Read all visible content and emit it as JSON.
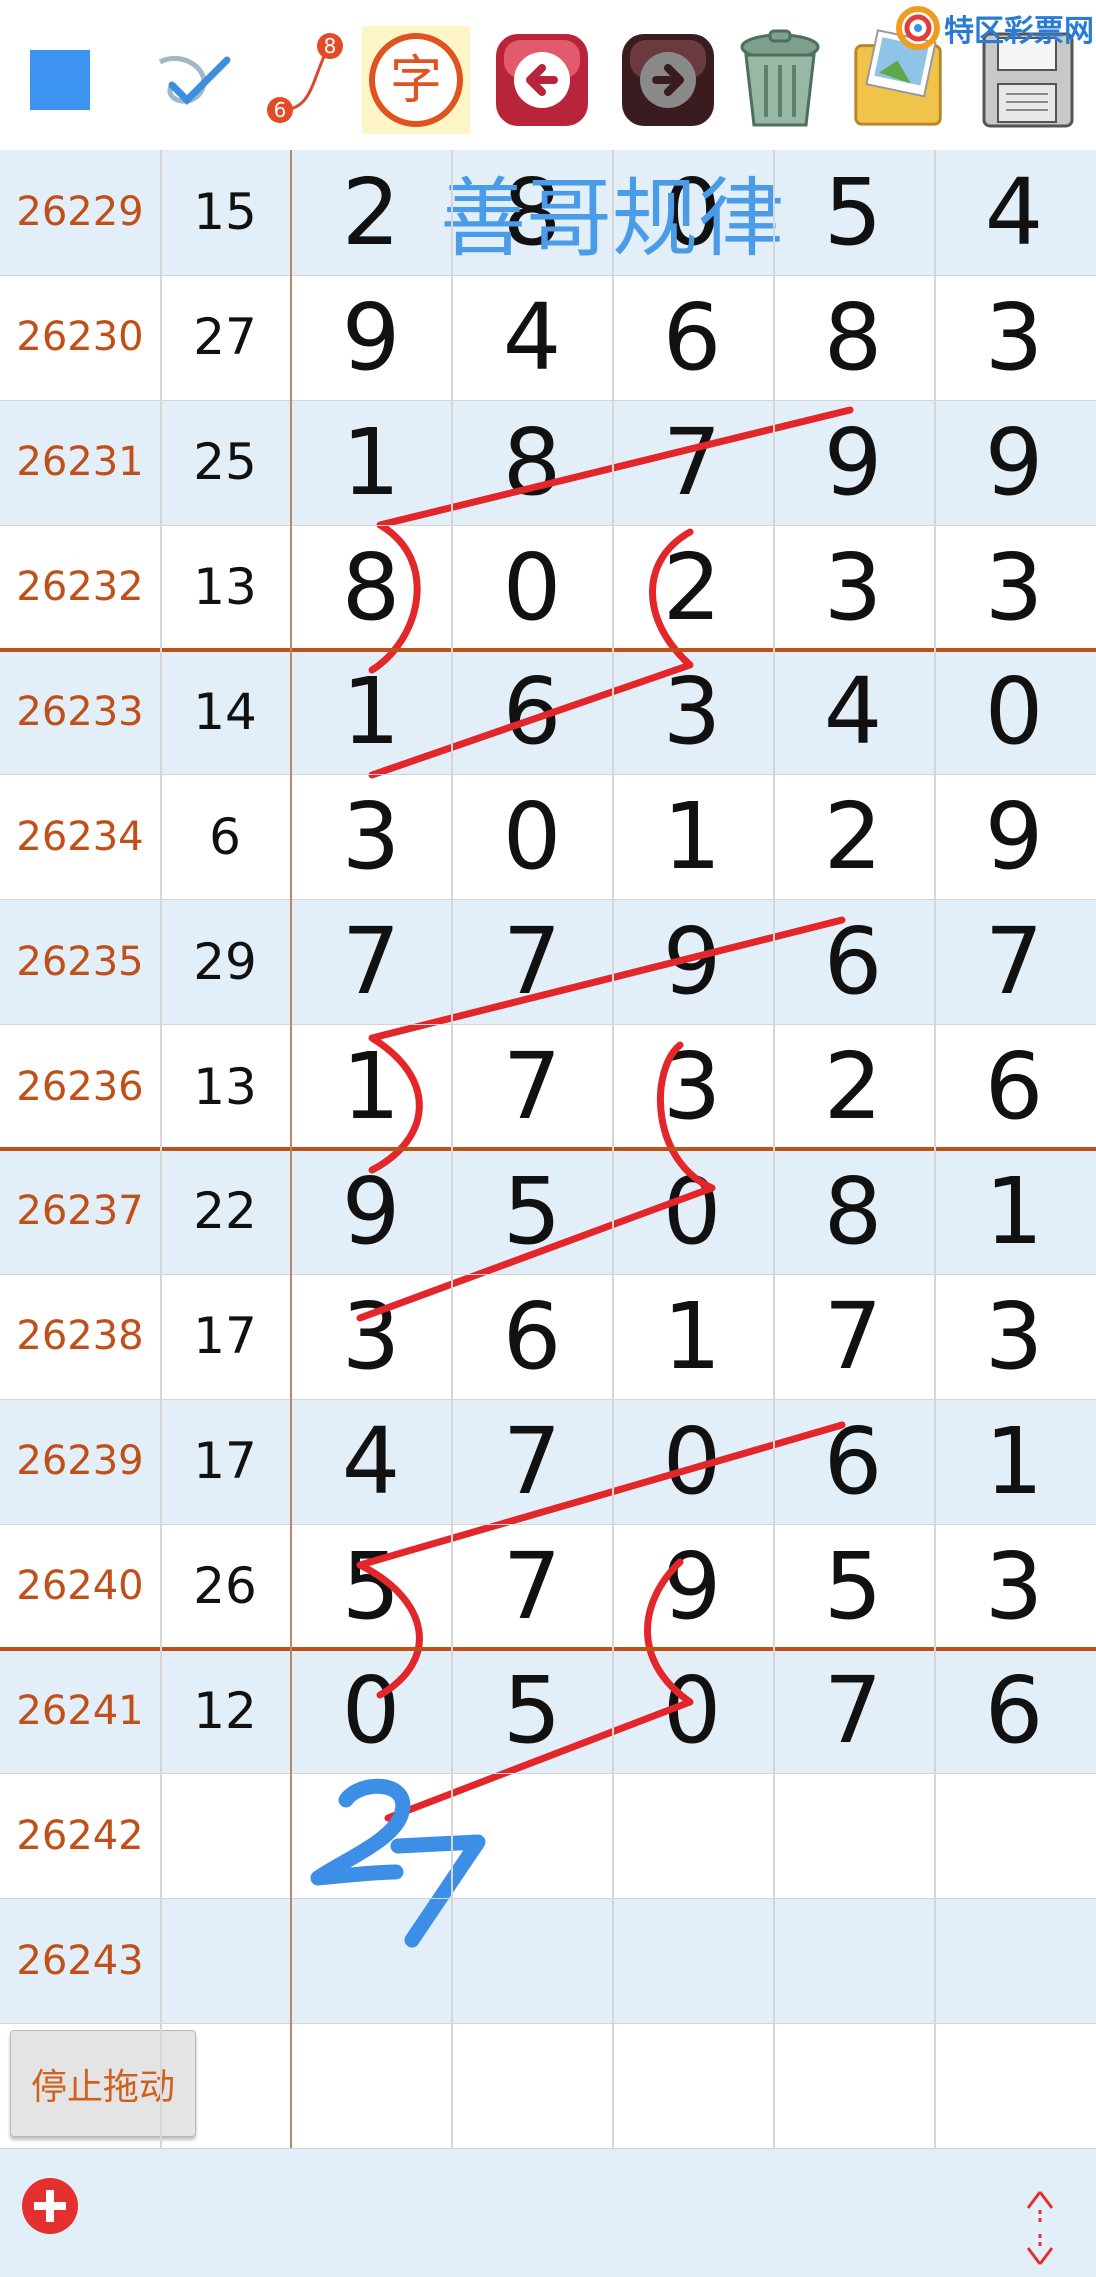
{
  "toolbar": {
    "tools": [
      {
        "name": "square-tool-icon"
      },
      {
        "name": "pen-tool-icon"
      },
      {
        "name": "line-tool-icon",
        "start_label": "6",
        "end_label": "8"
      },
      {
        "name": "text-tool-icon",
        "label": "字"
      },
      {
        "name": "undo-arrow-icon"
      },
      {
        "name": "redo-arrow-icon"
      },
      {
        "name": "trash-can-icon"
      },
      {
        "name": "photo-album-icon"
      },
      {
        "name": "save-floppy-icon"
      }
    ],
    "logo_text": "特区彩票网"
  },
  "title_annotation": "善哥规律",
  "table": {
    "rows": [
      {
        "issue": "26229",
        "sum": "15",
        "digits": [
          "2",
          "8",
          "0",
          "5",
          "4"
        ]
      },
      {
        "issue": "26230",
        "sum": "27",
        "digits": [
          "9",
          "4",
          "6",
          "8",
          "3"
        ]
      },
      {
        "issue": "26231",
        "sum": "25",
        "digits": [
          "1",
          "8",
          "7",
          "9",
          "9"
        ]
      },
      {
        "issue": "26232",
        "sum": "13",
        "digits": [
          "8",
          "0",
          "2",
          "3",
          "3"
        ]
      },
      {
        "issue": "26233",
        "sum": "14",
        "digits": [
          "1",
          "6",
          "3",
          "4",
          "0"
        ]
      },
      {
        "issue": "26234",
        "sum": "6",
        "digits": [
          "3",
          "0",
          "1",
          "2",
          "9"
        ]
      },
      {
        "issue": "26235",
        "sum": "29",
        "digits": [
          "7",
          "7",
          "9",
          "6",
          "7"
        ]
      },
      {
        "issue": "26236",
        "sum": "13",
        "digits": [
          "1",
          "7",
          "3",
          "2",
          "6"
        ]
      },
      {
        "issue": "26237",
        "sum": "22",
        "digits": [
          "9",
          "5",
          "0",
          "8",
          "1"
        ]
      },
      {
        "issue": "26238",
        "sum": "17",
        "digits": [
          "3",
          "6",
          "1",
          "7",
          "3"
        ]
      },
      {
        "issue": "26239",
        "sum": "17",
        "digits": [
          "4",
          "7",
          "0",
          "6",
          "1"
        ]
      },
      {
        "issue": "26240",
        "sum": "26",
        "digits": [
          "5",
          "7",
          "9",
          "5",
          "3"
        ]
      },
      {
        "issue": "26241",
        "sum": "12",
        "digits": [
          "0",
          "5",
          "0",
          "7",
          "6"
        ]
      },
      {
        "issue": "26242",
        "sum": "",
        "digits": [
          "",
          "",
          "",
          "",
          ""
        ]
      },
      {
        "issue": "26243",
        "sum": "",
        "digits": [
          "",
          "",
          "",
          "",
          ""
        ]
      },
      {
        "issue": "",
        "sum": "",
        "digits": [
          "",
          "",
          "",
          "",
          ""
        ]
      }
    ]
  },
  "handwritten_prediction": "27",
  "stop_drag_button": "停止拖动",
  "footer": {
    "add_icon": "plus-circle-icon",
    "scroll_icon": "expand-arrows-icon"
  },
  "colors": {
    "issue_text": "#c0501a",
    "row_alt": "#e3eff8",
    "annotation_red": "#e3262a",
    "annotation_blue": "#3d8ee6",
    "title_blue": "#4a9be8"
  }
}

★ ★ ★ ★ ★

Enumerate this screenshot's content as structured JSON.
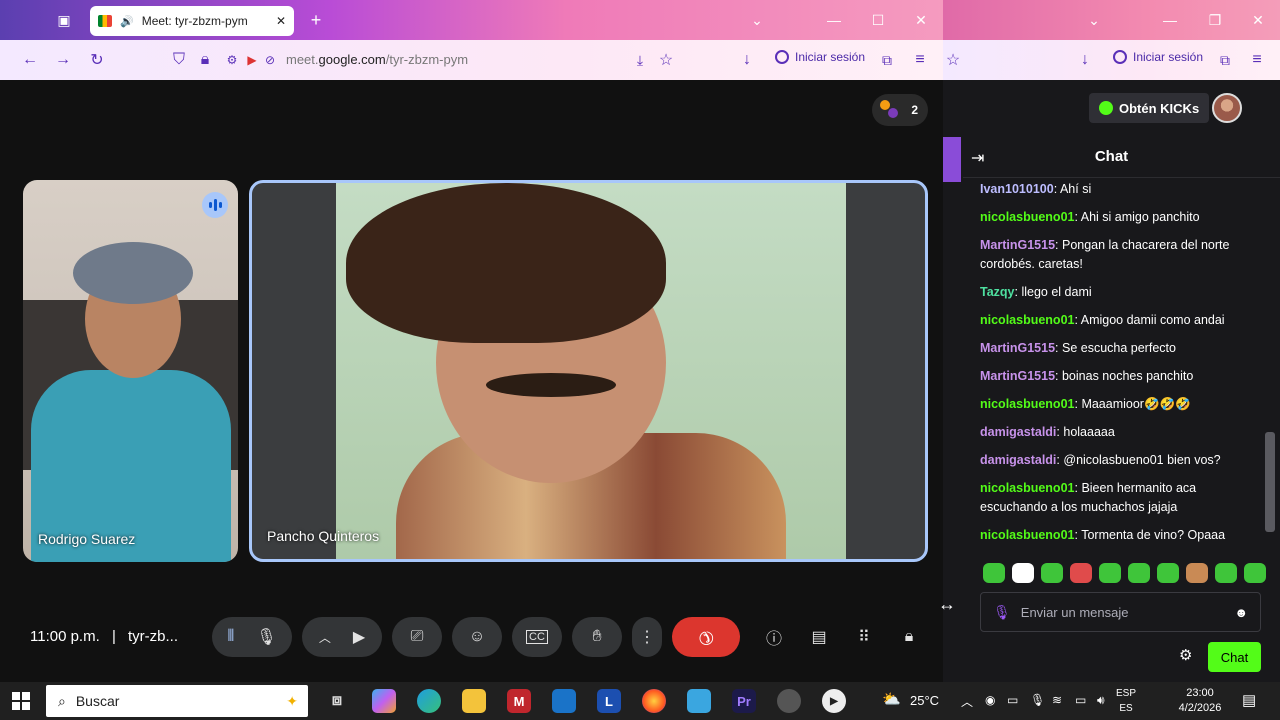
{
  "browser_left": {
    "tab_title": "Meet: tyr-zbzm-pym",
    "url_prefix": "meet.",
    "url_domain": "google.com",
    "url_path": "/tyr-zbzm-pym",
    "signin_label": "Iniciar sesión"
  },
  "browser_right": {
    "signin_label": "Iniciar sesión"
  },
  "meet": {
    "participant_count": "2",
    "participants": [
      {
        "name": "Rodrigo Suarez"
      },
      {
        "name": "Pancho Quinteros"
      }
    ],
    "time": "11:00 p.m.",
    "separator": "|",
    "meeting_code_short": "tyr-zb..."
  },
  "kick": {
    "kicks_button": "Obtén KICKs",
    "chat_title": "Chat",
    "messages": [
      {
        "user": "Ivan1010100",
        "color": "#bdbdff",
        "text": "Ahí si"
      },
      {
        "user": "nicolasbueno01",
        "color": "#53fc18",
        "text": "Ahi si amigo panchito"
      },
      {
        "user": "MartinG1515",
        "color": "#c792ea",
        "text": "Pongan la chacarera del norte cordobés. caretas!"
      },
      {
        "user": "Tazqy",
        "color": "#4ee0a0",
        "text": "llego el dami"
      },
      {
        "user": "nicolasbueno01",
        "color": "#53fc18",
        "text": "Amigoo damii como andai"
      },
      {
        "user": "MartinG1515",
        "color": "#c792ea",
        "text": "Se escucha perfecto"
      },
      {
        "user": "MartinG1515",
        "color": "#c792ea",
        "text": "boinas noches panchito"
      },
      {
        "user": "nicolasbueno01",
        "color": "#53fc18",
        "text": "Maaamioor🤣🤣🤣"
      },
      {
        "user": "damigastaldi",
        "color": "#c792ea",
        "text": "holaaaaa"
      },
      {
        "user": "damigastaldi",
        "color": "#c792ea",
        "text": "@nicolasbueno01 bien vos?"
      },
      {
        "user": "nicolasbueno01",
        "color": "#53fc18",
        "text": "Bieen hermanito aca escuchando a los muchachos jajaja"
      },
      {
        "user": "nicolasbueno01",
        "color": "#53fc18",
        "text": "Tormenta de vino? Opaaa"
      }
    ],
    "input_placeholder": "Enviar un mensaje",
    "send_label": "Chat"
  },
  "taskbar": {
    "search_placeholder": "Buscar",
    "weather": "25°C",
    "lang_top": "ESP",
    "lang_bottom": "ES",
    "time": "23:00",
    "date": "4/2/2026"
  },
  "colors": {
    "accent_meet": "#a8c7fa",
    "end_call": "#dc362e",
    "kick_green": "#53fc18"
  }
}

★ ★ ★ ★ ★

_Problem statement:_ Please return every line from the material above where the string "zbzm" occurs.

_Result:_
    "tab_title": "Meet: tyr-zbzm-pym",
    "url_path": "/tyr-zbzm-pym",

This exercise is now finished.